Adult male Altolamprologus calvus. Photo by author.

A long time ago, one of my “must have” species was Altolamprologus calvus. A physically unique cichlid from Lake Tanganyika, calvus are laterally compressed so they can get into rock crevices to both feed and breed. They also possess special flank scales that serve as a type of body armor. These fish will turn broadside where they are most protected to absorb attacks by predators and even conspecifics. These flank scale edges are quite sharp and can inflict damage on their own.

I started my calvus journey with three juveniles about 1.5″ in length – what turned out to be a female and two males. I housed them in a 75g Tanganyikan community tank with other Tangs. All went well for the first four years with very little aggression toward each other or any other tankmates. In year five, however, the two males became extremely combative with each other. The one real fear I had with these fish was their propensity for jaw dislocation. I had read many times that they can end up with dislocated jaws from sparring and other issues.

Beginning in year five, the two males began to lock jaws quite frequently. This went on for months with no real damage to either one except some abrasions around the lips. That all changed overnight a few months ago.

I came downstairs to my den where my show tanks are. I noticed the lower jaw of one of the males looked funny.
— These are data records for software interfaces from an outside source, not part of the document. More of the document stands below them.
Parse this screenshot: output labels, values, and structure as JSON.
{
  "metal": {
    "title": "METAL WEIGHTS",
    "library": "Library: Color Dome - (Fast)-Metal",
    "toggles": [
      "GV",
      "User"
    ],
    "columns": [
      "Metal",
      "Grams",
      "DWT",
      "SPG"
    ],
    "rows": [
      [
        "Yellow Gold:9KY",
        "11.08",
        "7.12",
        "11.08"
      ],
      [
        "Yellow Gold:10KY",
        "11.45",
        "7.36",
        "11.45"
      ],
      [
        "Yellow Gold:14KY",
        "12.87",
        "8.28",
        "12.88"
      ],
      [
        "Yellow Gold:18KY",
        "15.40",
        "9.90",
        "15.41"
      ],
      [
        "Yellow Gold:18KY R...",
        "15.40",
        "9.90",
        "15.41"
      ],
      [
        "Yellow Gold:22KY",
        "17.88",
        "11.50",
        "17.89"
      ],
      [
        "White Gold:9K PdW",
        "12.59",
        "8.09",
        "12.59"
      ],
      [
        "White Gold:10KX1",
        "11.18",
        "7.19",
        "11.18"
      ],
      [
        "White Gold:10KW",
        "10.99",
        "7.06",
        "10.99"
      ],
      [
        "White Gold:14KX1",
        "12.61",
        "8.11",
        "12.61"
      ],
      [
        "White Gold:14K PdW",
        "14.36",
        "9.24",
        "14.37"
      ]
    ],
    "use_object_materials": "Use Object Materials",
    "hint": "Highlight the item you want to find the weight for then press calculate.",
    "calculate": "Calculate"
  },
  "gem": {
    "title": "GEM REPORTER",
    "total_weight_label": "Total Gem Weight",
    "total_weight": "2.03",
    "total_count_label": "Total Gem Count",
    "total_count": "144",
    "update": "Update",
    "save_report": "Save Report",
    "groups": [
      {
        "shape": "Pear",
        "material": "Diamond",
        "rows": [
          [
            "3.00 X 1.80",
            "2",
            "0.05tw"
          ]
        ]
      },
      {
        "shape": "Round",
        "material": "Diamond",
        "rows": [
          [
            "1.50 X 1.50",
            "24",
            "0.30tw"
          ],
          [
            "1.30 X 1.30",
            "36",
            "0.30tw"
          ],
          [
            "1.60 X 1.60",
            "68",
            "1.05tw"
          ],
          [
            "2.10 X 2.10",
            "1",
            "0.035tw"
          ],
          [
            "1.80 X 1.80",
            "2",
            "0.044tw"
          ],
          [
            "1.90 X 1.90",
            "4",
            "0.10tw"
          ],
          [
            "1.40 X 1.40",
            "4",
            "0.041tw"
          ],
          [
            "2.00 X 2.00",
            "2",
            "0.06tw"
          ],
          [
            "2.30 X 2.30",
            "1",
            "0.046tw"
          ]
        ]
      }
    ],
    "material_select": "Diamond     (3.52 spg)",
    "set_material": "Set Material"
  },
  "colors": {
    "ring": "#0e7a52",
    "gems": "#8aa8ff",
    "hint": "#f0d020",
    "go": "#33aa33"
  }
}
It almost appeared like something was in its mouth (maybe a small fish).  I didn’t immediately think much about it. Noticing it still there the next day, I netted the fish and examined it.

The lower jaw was so mangled that bones and cartilage were visible inside the mouth. Basically, the lower jaw had been broken in half right down the middle. The fish continued attempting to eat and was able to inhale pellets. I naively thought it might be able to survive because of the pharyngeal jaws as long as it could get food to them. The injury didn’t seem to affect the behavior of the fish at all. I ended up putting it into a segregation tank but, sadly, I couldn’t save it.

While calvus are beautiful fish, I would not recommend more than one male in anything 75g or smaller because of my experience.

Leave a Comment